A couple of times this week I got attacked on Facebook, once by a stranger who accused me of being a coward for not getting up in people’s faces with my political opinions and the other time by a woman on my friends list whom I’ve never met. The “friend” misunderstood something I posted, and jumped down my throat under the mistaken impression that I was attacking her for some reason.
It’s true that I don’t like drama in my life. It’s also true that my attempts at humor are not always easily understood. I brooded over that a little bit while I went through the list and unfollowed every Facebook friend I had with whom I had never personally interacted, figuring better safe than sorry in these volatile times, with everyone on a short fuse. Farewell ladies, gents, I’ll see you all after the election.
For the record, as those of you who actually know me know, I am a cradle Democrat, thought the Party disappoints me from time to time. Before I would vote for a Republican, I would stick my head in a fiery furnace, even if their candidate were someone other than a tiny-fingered, Cheeto-faced proto-Nazi in the early stages of Alzheimer’s. Yes, Hillary is something of a bitch, but that only makes us sisters under the skin, all the more reason for me to vote for her.
I trust that my position is now clear.
Still I was asking myself today, was I not a coward for declining to re-post the most amusing of the Trump memes I came across? They’re all good for a laugh. And then I was thinking about what to take with me to New Brunswick to wear to the Deadly Ink mystery conference, which is this weekend. The baggy green linen dress, so appropriate for the bohemian atmosphere of Lambertville?

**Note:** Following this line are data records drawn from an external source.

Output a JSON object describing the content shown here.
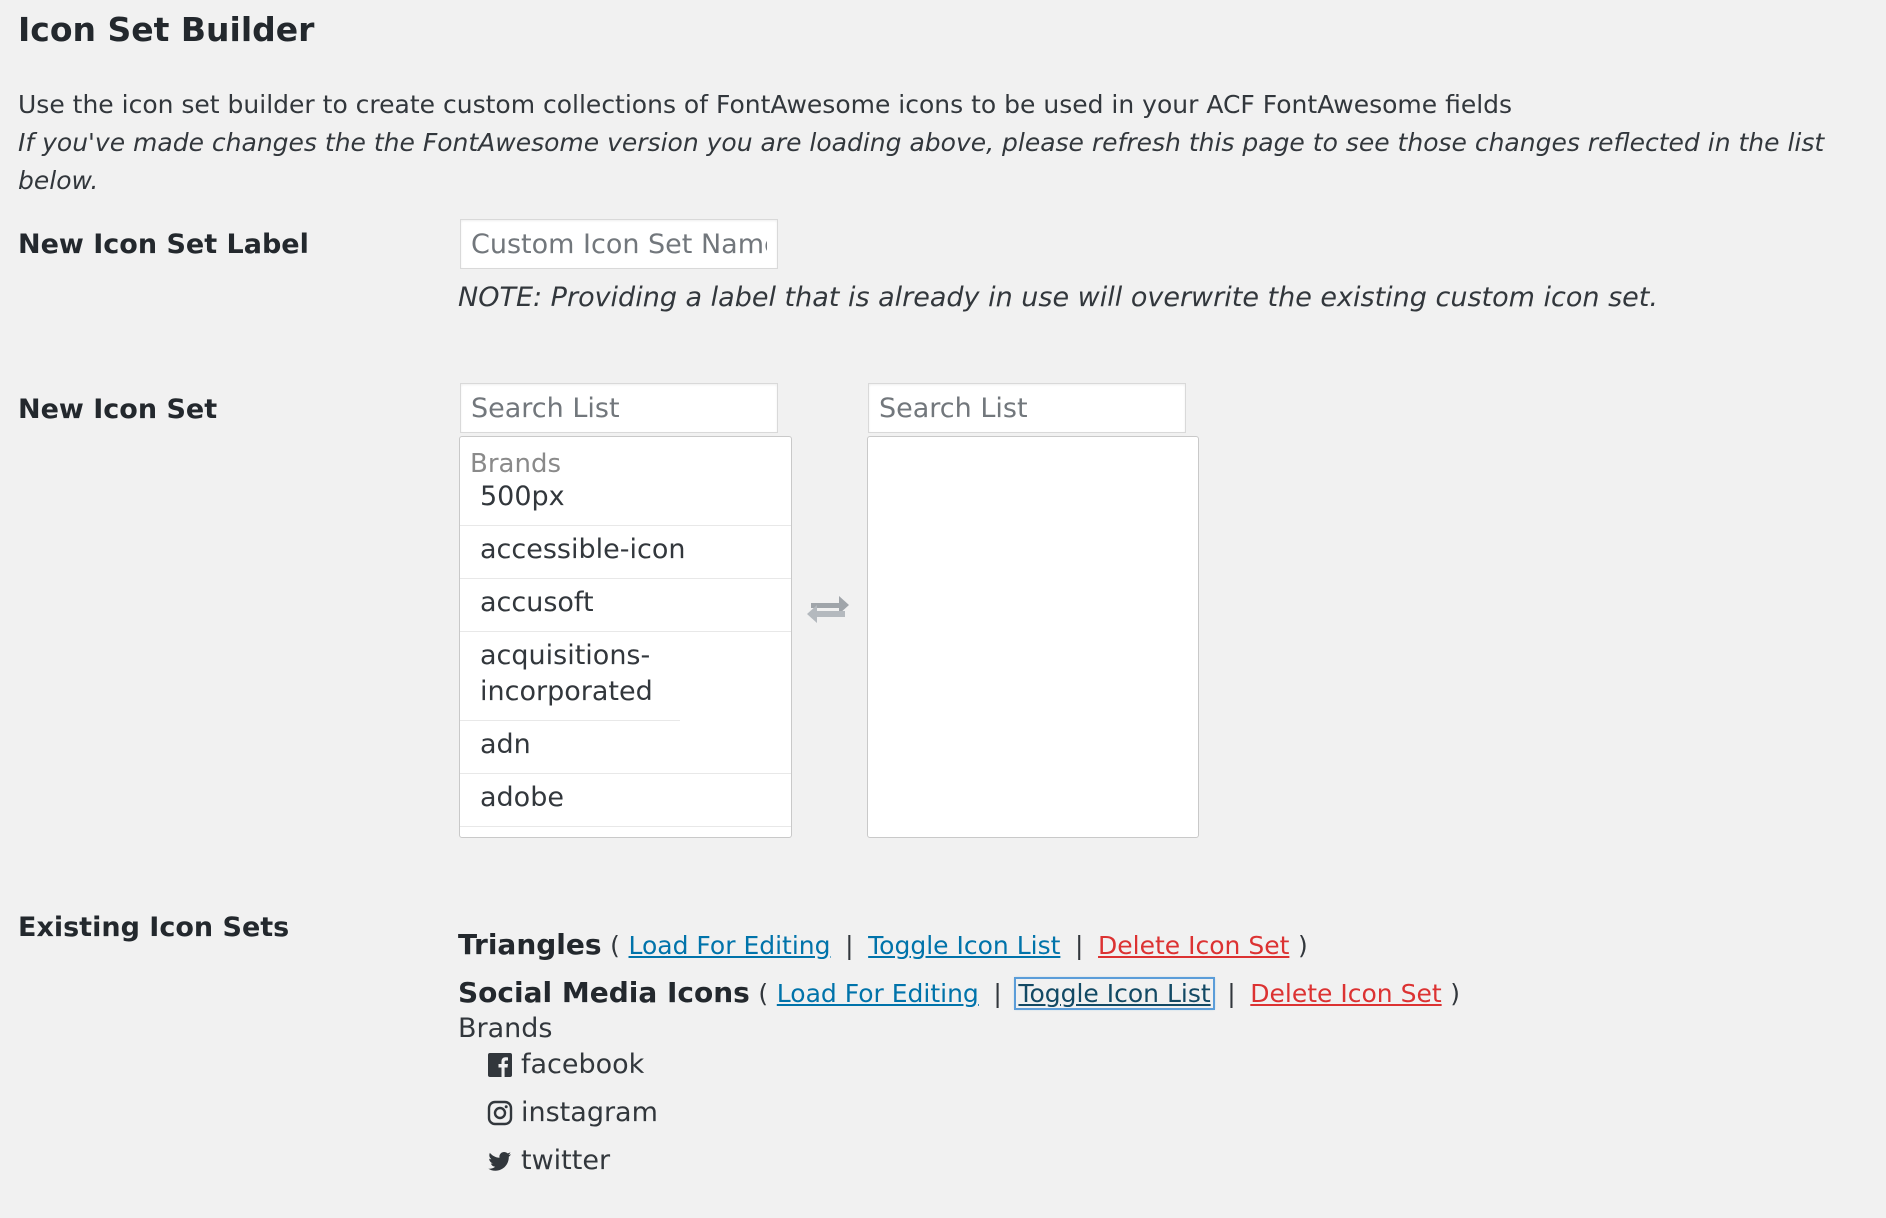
{
  "header": {
    "title": "Icon Set Builder",
    "description": "Use the icon set builder to create custom collections of FontAwesome icons to be used in your ACF FontAwesome fields",
    "refresh_note": "If you've made changes the the FontAwesome version you are loading above, please refresh this page to see those changes reflected in the list below."
  },
  "label_row": {
    "label": "New Icon Set Label",
    "input_value": "",
    "input_placeholder": "Custom Icon Set Name",
    "note": "NOTE: Providing a label that is already in use will overwrite the existing custom icon set."
  },
  "icon_set_row": {
    "label": "New Icon Set",
    "left_search_placeholder": "Search List",
    "right_search_placeholder": "Search List",
    "left_group": "Brands",
    "left_items": [
      "500px",
      "accessible-icon",
      "accusoft",
      "acquisitions-incorporated",
      "adn",
      "adobe"
    ],
    "swap_icon": "exchange-arrows-icon"
  },
  "existing_sets": {
    "label": "Existing Icon Sets",
    "open_paren": "(",
    "close_paren": ")",
    "separator": "|",
    "sets": [
      {
        "name": "Triangles",
        "load_label": "Load For Editing",
        "toggle_label": "Toggle Icon List",
        "delete_label": "Delete Icon Set"
      },
      {
        "name": "Social Media Icons",
        "load_label": "Load For Editing",
        "toggle_label": "Toggle Icon List",
        "delete_label": "Delete Icon Set"
      }
    ],
    "expanded_group": "Brands",
    "expanded_icons": [
      {
        "icon": "facebook-icon",
        "label": "facebook"
      },
      {
        "icon": "instagram-icon",
        "label": "instagram"
      },
      {
        "icon": "twitter-icon",
        "label": "twitter"
      }
    ]
  },
  "colors": {
    "link": "#0073aa",
    "delete_link": "#dc3232",
    "background": "#f1f1f1"
  }
}
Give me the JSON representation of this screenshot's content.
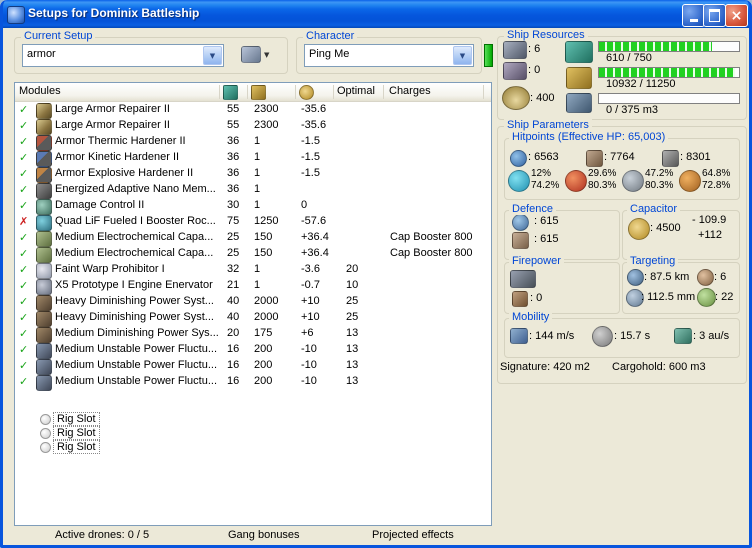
{
  "window": {
    "title": "Setups for Dominix Battleship"
  },
  "setup": {
    "label": "Current Setup",
    "value": "armor"
  },
  "character": {
    "label": "Character",
    "value": "Ping Me"
  },
  "table": {
    "header": {
      "modules": "Modules",
      "optimal": "Optimal",
      "charges": "Charges"
    },
    "header_icons": [
      "cpu",
      "powergrid",
      "capacitor"
    ],
    "rows": [
      {
        "status": "ok",
        "icon": "armor-repairer",
        "name": "Large Armor Repairer II",
        "cpu": "55",
        "pg": "2300",
        "cap": "-35.6",
        "optimal": "",
        "charges": ""
      },
      {
        "status": "ok",
        "icon": "armor-repairer",
        "name": "Large Armor Repairer II",
        "cpu": "55",
        "pg": "2300",
        "cap": "-35.6",
        "optimal": "",
        "charges": ""
      },
      {
        "status": "ok",
        "icon": "thermic-hardener",
        "name": "Armor Thermic Hardener II",
        "cpu": "36",
        "pg": "1",
        "cap": "-1.5",
        "optimal": "",
        "charges": ""
      },
      {
        "status": "ok",
        "icon": "kinetic-hardener",
        "name": "Armor Kinetic Hardener II",
        "cpu": "36",
        "pg": "1",
        "cap": "-1.5",
        "optimal": "",
        "charges": ""
      },
      {
        "status": "ok",
        "icon": "explosive-hardener",
        "name": "Armor Explosive Hardener II",
        "cpu": "36",
        "pg": "1",
        "cap": "-1.5",
        "optimal": "",
        "charges": ""
      },
      {
        "status": "ok",
        "icon": "nano-membrane",
        "name": "Energized Adaptive Nano Mem...",
        "cpu": "36",
        "pg": "1",
        "cap": "",
        "optimal": "",
        "charges": ""
      },
      {
        "status": "ok",
        "icon": "damage-control",
        "name": "Damage Control II",
        "cpu": "30",
        "pg": "1",
        "cap": "0",
        "optimal": "",
        "charges": ""
      },
      {
        "status": "error",
        "icon": "booster-rocket",
        "name": "Quad LiF Fueled I Booster Roc...",
        "cpu": "75",
        "pg": "1250",
        "cap": "-57.6",
        "optimal": "",
        "charges": ""
      },
      {
        "status": "ok",
        "icon": "cap-booster",
        "name": "Medium Electrochemical Capa...",
        "cpu": "25",
        "pg": "150",
        "cap": "+36.4",
        "optimal": "",
        "charges": "Cap Booster 800"
      },
      {
        "status": "ok",
        "icon": "cap-booster",
        "name": "Medium Electrochemical Capa...",
        "cpu": "25",
        "pg": "150",
        "cap": "+36.4",
        "optimal": "",
        "charges": "Cap Booster 800"
      },
      {
        "status": "ok",
        "icon": "warp-prohibitor",
        "name": "Faint Warp Prohibitor I",
        "cpu": "32",
        "pg": "1",
        "cap": "-3.6",
        "optimal": "20",
        "charges": ""
      },
      {
        "status": "ok",
        "icon": "stasis-web",
        "name": "X5 Prototype I Engine Enervator",
        "cpu": "21",
        "pg": "1",
        "cap": "-0.7",
        "optimal": "10",
        "charges": ""
      },
      {
        "status": "ok",
        "icon": "nosferatu",
        "name": "Heavy Diminishing Power Syst...",
        "cpu": "40",
        "pg": "2000",
        "cap": "+10",
        "optimal": "25",
        "charges": ""
      },
      {
        "status": "ok",
        "icon": "nosferatu",
        "name": "Heavy Diminishing Power Syst...",
        "cpu": "40",
        "pg": "2000",
        "cap": "+10",
        "optimal": "25",
        "charges": ""
      },
      {
        "status": "ok",
        "icon": "nosferatu",
        "name": "Medium Diminishing Power Sys...",
        "cpu": "20",
        "pg": "175",
        "cap": "+6",
        "optimal": "13",
        "charges": ""
      },
      {
        "status": "ok",
        "icon": "energy-neutralizer",
        "name": "Medium Unstable Power Fluctu...",
        "cpu": "16",
        "pg": "200",
        "cap": "-10",
        "optimal": "13",
        "charges": ""
      },
      {
        "status": "ok",
        "icon": "energy-neutralizer",
        "name": "Medium Unstable Power Fluctu...",
        "cpu": "16",
        "pg": "200",
        "cap": "-10",
        "optimal": "13",
        "charges": ""
      },
      {
        "status": "ok",
        "icon": "energy-neutralizer",
        "name": "Medium Unstable Power Fluctu...",
        "cpu": "16",
        "pg": "200",
        "cap": "-10",
        "optimal": "13",
        "charges": ""
      },
      {
        "status": "rig",
        "name": "Rig Slot"
      },
      {
        "status": "rig",
        "name": "Rig Slot"
      },
      {
        "status": "rig",
        "name": "Rig Slot"
      }
    ]
  },
  "bottom": {
    "active_drones": "Active drones: 0 / 5",
    "gang_bonuses": "Gang bonuses",
    "projected_effects": "Projected effects"
  },
  "resources": {
    "label": "Ship Resources",
    "turrets": "6",
    "launchers": "0",
    "calibration": "400",
    "cpu": {
      "text": "610 / 750",
      "pct": 81
    },
    "powergrid": {
      "text": "10932 / 11250",
      "pct": 97
    },
    "dronebay": {
      "text": "0 / 375 m3",
      "pct": 0
    }
  },
  "parameters": {
    "label": "Ship Parameters",
    "hitpoints": {
      "label": "Hitpoints (Effective HP: 65,003)",
      "shield": "6563",
      "armor": "7764",
      "structure": "8301",
      "resists": [
        {
          "type": "em",
          "shield": "12%",
          "armor": "74.2%"
        },
        {
          "type": "thermal",
          "shield": "29.6%",
          "armor": "80.3%"
        },
        {
          "type": "kinetic",
          "shield": "47.2%",
          "armor": "80.3%"
        },
        {
          "type": "explosive",
          "shield": "64.8%",
          "armor": "72.8%"
        }
      ]
    },
    "defence": {
      "label": "Defence",
      "value1": "615",
      "value2": "615"
    },
    "capacitor": {
      "label": "Capacitor",
      "amount": "4500",
      "drain": "- 109.9",
      "recharge": "+112"
    },
    "firepower": {
      "label": "Firepower",
      "volley": "",
      "dps": "0"
    },
    "targeting": {
      "label": "Targeting",
      "range": "87.5 km",
      "max_targets": "6",
      "scan_resolution": "112.5 mm",
      "sensor_strength": "22"
    },
    "mobility": {
      "label": "Mobility",
      "speed": "144 m/s",
      "align_time": "15.7 s",
      "warp_speed": "3 au/s"
    },
    "signature": "Signature: 420 m2",
    "cargohold": "Cargohold: 600 m3"
  }
}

The pin-striped suit that makes me look like a trial lawyer? No. Something clean, attractive, and unobtrusive. But why unobtrusive? Can it be that I really am guilty of cowardice?
No. I’m a writer.
The first rule of being a writer is to keep your eyes and ears open, not to get up in people’s faces. I think that means we must seek not to obtrude. We are here to observe and analyze the human condition. Dorothea Brande said in Becoming a Writer, “keep still about your intentions, or you will startle your quarry.” So that’s what I’m doing. I’m keeping still about my intentions.
And I’m watching you.